Keywords

Enterprise Ontology Normalized Systems Enterprise Architecture 

Preview

Unable to display preview. Download preview PDF.

Unable to display preview. Download preview PDF.

References

  1. 1.
    Auramäki, E., Hirschheim, R., Lyytinen, K.: Modelling offices through discourse analysis: the sampo approach. Computer Journal 35(4), 342–352 (1992)CrossRefGoogle Scholar
  2. 2.
    Dietz, J.L.: Enterprise Ontology: Theory and Methodology. Springer, Berlin (2006)CrossRefGoogle Scholar
  3. 3.
    Dijkstra, E.: Go to statement considered harmful. Communications of the ACM 11(3), 147–148 (1968)CrossRefGoogle Scholar
  4. 4.
    Eick, S.G., Graves, T.L., Karr, A.F., Marron, J., Mockus, A.: Does code decay? assessing the evidence from change management data. IEEE Transactions on Software Engineering 27(1), 1–12 (2001)CrossRefGoogle Scholar
  5. 5.
    Goldkuhl, G.: Generic business frameworks and action modeling. In: Proceedings of the Conference on Communication Modeling—Language/Action Perspective 1996, Springer, Heidelberg (1996)Google Scholar
  6. 6.
    Hammer, M.: Reengineering work: Don’t automate, obliterate. Harvard Business Review 68(4), 104 (1990)Google Scholar
  7. 7.
    Hoogervorst, J.A.P.: Enterprise Governance and Enterprise Engineering (The Enterprise Engineering Series), 1st edn. Springer, Heidelberg (2009)Google Scholar
  8. 8.
    Lehman, M.: Programs, life cycles, and laws of software evolution. Proceedings of the IEEE 68, 1060–1076 (1980)CrossRefGoogle Scholar
  9. 9.
    Lehman, M.M., Ramil, J.F.: Rules and tools for software evolution planning and management. Annals of Software Engineering 11(1), 15–44 (2001)CrossRefGoogle Scholar
  10. 10.
    Leist, S., Zellner, G.: Evaluation of current architecture frameworks. In: SAC 2006: Proceedings of the 2006 ACM symposium on Applied computing, pp. 1546–1553. ACM, New York (2006), http://doi.acm.org/10.1145/1141277.1141635 CrossRefGoogle Scholar
  11. 11.
    Mannaert, H., Verelst, J.: Normalized Systems—Re-creating Information Technology Based on Laws for Software Evolvability, Koppa, Kermt, Belgium (2009)Google Scholar
  12. 12.
    Mannaert, H., Verelst, J., Ven, K.: Exploring the concept of systems theoretic stability as a starting point for a unified theory on software engineering.
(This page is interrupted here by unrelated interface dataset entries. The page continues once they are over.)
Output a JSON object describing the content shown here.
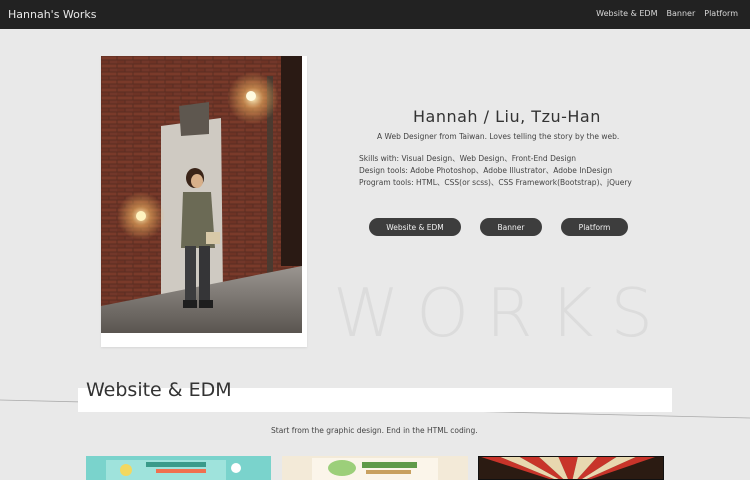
{
  "brand": "Hannah's Works",
  "nav": [
    "Website & EDM",
    "Banner",
    "Platform"
  ],
  "profile": {
    "name": "Hannah / Liu, Tzu-Han",
    "tagline": "A Web Designer from Taiwan. Loves telling the story by the web.",
    "skills": [
      "Skills with: Visual Design、Web Design、Front-End Design",
      "Design tools: Adobe Photoshop、Adobe Illustrator、Adobe InDesign",
      "Program tools: HTML、CSS(or scss)、CSS Framework(Bootstrap)、jQuery"
    ]
  },
  "buttons": [
    "Website & EDM",
    "Banner",
    "Platform"
  ],
  "works_bg": "WORKS",
  "section": {
    "title": "Website & EDM",
    "subtitle": "Start from the graphic design. End in the HTML coding."
  },
  "colors": {
    "topbar": "#222222",
    "page": "#e9e9e9",
    "button": "#3d3d3d"
  }
}
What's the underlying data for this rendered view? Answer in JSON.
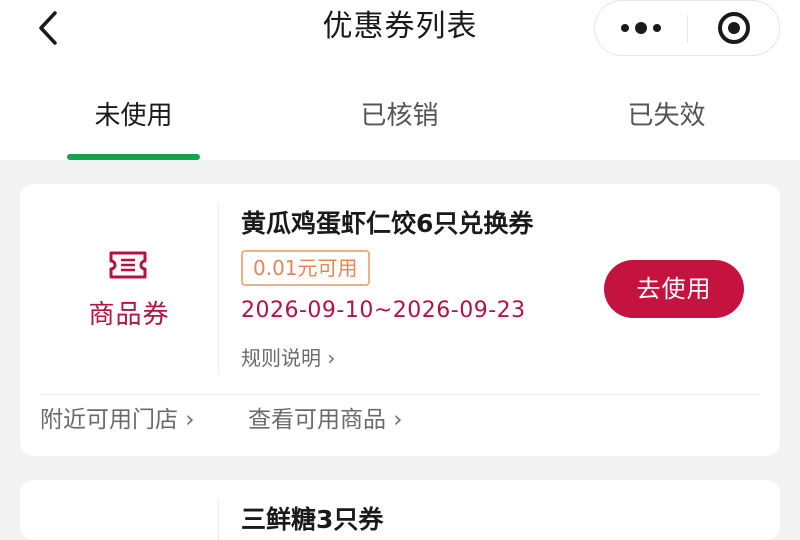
{
  "header": {
    "title": "优惠券列表",
    "back_icon": "chevron-left-icon",
    "more_icon": "more-dots-icon",
    "close_icon": "target-circle-icon"
  },
  "tabs": [
    {
      "label": "未使用",
      "active": true
    },
    {
      "label": "已核销",
      "active": false
    },
    {
      "label": "已失效",
      "active": false
    }
  ],
  "coupons": [
    {
      "type_label": "商品券",
      "type_icon": "ticket-icon",
      "title": "黄瓜鸡蛋虾仁饺6只兑换券",
      "min_spend": "0.01元可用",
      "validity": "2026-09-10~2026-09-23",
      "rules_link": "规则说明 ›",
      "use_button": "去使用",
      "nearby_stores_link": "附近可用门店 ›",
      "view_products_link": "查看可用商品 ›"
    },
    {
      "title": "三鲜糖3只券"
    }
  ],
  "colors": {
    "accent_green": "#1aa04a",
    "brand_red": "#c5133f",
    "badge_orange": "#e3865a"
  }
}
In: Mannaert, H., Ohta, T., Dini, C., Pellerin, R. (eds.) Proceedings of Third International Conference on Software Engineering Advances (ICSEA 2008), pp. 360–366. IEEE Computer Society, Los Alamitos (2008)CrossRefGoogle Scholar
  13. 13.
    Mulder, H.: Rapid enterprise design. Ph.D. thesis, TU Delft (2006)Google Scholar
  14. 14.
    Parnas, D.L.: On the criteria to be used in decomposing systems into modules. Communications of the ACM 15(12), 1053–1058 (1972)CrossRefGoogle Scholar
  15. 15.
    van Reijswoud, V.: The structure of business communication: Theory, model and application. Ph.D. thesis, Technische Universiteit Delft (1996)Google Scholar
  16. 16.
    Van Nuffel, D., Mannaert, H., De Backer, C., Verelst, J.: Deriving normalized systems elements from business process models. In: International Conference on Software Engineering Advances, pp. 27–32 (2009), http://doi.ieeecomputersociety.org/10.1109/ICSEA.2009.13
  17. 17.
    Winograd, T., Flores, F.: Understanding Computers and Cognition: A New Foundation for Design. Addison Wesley, Reading (1986)Google Scholar

Copyright information

© Springer-Verlag Berlin Heidelberg 2010

Authors and Affiliations

  • Philip Huysmans
    • 1
  • David Bellens
    • 1
  • Dieter Van Nuffel
    • 1
  • Kris Ven
    • 1
  1. 1.Department of Management Information SystemsUniversity of AntwerpAntwerpBelgium

Personalised recommendations